"We're not going to have that, we've never had a situation [like that]," general manager Brian Cashman said. "That conversation is foreign to me because we don't have that problem here. We have not experienced anything like that and don't plan on it."
• Yankees Spring Training info
LaRoche announced his retirement this week after White Sox executive vice president Kenny Williams instructed him to limit the amount of time that his 14-year-old son Drake spent in the clubhouse. Instead, LaRoche retired and forfeited the remaining $13 million on his contract.
"I've got some buddies over there. I actually asked one of them, 'What's going on?'" said Yankees pitcher Andrew Miller. "I think that a lot of the problem, from what I understand, is from what I've read and from what I've heard from them is they didn't like the way the message was given."
Cashman said that the organization has the right to dictate access to their property at any time, but those rules have been relaxed under Girardi's tenure; Joe Torre's policy was that players could bring their sons to the clubhouse, but only after wins. The Yankees have special days when their players may bring their daughters as well.
"The big thing to me is, guys have to be ready to do their work and ready to play the game," Girardi said. "Before that, their time is theirs. If they want their kids out here, you know, I'm OK with it. But when it's time to go to work, it's time to go to work."
The Yankees have some history in this department. Cashman recalled hearing how a young Ken Griffey Jr. was once ordered out of the clubhouse by manager Billy Martin. The future Hall of Famer -- whose father, Ken Sr., mistakenly believed the order had come from George Steinbrenner -- vowed he would never play for the Yankees.
"We provide some latitudes because we try to create a good working environment for our people, as well as an opportunity at times for a family to intermix, but it's a workplace," Cashman said.
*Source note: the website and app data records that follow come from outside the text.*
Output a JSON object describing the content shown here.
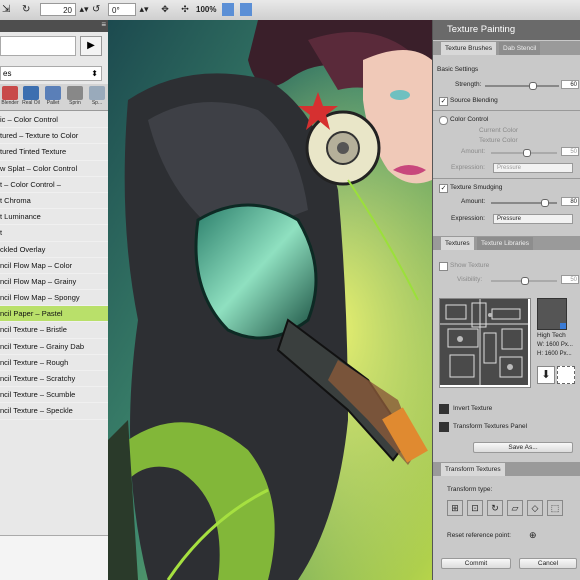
{
  "toolbar": {
    "field1_value": "20",
    "field2_value": "0°",
    "zoom": "100%"
  },
  "left_panel": {
    "category": "es",
    "brush_thumbs": [
      "Blender",
      "Real Oil",
      "Pallet",
      "Sprin",
      "Sp..."
    ],
    "brushes": [
      "ic – Color Control",
      "tured – Texture to Color",
      "tured Tinted Texture",
      "w Splat – Color Control",
      "t – Color Control –",
      "t Chroma",
      "t Luminance",
      "t",
      "ckled Overlay",
      "ncil Flow Map – Color",
      "ncil Flow Map – Grainy",
      "ncil Flow Map – Spongy",
      "ncil Paper – Pastel",
      "ncil Texture – Bristle",
      "ncil Texture – Grainy Dab",
      "ncil Texture – Rough",
      "ncil Texture – Scratchy",
      "ncil Texture – Scumble",
      "ncil Texture – Speckle"
    ],
    "selected_index": 12
  },
  "right_panel": {
    "title": "Texture Painting",
    "tabs1": [
      "Texture Brushes",
      "Dab Stencil"
    ],
    "basic_settings": "Basic Settings",
    "strength_label": "Strength:",
    "strength_value": "60",
    "source_blending": "Source Blending",
    "color_control": "Color Control",
    "current_color": "Current Color",
    "texture_color": "Texture Color",
    "amount_label": "Amount:",
    "amount_value": "50",
    "expression_label": "Expression:",
    "expression_value": "Pressure",
    "texture_smudging": "Texture Smudging",
    "amount2_value": "80",
    "tabs2": [
      "Textures",
      "Texture Libraries"
    ],
    "show_texture": "Show Texture",
    "visibility_label": "Visibility:",
    "visibility_value": "50",
    "texture_name": "High Tech",
    "texture_w": "W: 1600 Px...",
    "texture_h": "H: 1600 Px...",
    "invert_texture": "Invert Texture",
    "transform_textures_panel": "Transform Textures Panel",
    "save_as": "Save As...",
    "transform_tab": "Transform Textures",
    "transform_type": "Transform type:",
    "reset_ref": "Reset reference point:",
    "commit": "Commit",
    "cancel": "Cancel"
  }
}
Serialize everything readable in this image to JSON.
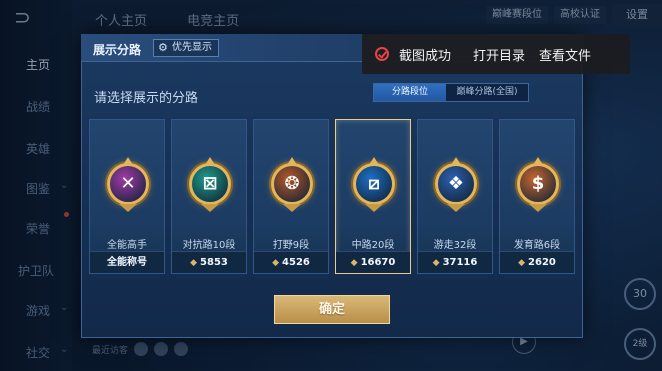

Bryan Hoch is a reporter for MLB.com. Follow him on Twitter @bryanhoch, on Facebook and read his MLBlog, Bombers Beat. This story was not subject to the approval of Major League Baseball or its clubs.